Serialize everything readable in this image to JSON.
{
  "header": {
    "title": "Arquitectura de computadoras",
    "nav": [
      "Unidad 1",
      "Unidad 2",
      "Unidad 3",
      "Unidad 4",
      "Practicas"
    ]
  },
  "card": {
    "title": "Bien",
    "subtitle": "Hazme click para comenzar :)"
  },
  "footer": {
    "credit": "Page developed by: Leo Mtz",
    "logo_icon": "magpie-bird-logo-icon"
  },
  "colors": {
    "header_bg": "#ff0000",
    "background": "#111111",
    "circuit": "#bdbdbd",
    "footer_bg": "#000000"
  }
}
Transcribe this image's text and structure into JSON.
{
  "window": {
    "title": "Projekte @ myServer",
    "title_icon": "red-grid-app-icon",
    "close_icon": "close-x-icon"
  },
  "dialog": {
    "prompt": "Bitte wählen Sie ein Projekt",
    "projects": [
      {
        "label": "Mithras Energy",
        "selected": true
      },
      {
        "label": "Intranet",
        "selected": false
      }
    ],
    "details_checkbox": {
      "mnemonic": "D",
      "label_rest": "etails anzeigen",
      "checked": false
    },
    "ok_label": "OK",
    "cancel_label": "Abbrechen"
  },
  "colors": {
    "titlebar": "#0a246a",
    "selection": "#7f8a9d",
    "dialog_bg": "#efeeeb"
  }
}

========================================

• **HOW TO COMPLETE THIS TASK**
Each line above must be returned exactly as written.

• **OUTPUT BELOW**
Serialize everything readable in this image to JSON.
{
  "header": {
    "title": "Arquitectura de computadoras",
    "nav": [
      "Unidad 1",
      "Unidad 2",
      "Unidad 3",
      "Unidad 4",
      "Practicas"
    ]
  },
  "card": {
    "title": "Bien",
    "subtitle": "Hazme click para comenzar :)"
  },
  "footer": {
    "credit": "Page developed by: Leo Mtz",
    "logo_icon": "magpie-bird-logo-icon"
  },
  "colors": {
    "header_bg": "#ff0000",
    "background": "#111111",
    "circuit": "#bdbdbd",
    "footer_bg": "#000000"
  }
}
Transcribe this image's text and structure into JSON.
{
  "window": {
    "title": "Projekte @ myServer",
    "title_icon": "red-grid-app-icon",
    "close_icon": "close-x-icon"
  },
  "dialog": {
    "prompt": "Bitte wählen Sie ein Projekt",
    "projects": [
      {
        "label": "Mithras Energy",
        "selected": true
      },
      {
        "label": "Intranet",
        "selected": false
      }
    ],
    "details_checkbox": {
      "mnemonic": "D",
      "label_rest": "etails anzeigen",
      "checked": false
    },
    "ok_label": "OK",
    "cancel_label": "Abbrechen"
  },
  "colors": {
    "titlebar": "#0a246a",
    "selection": "#7f8a9d",
    "dialog_bg": "#efeeeb"
  }
}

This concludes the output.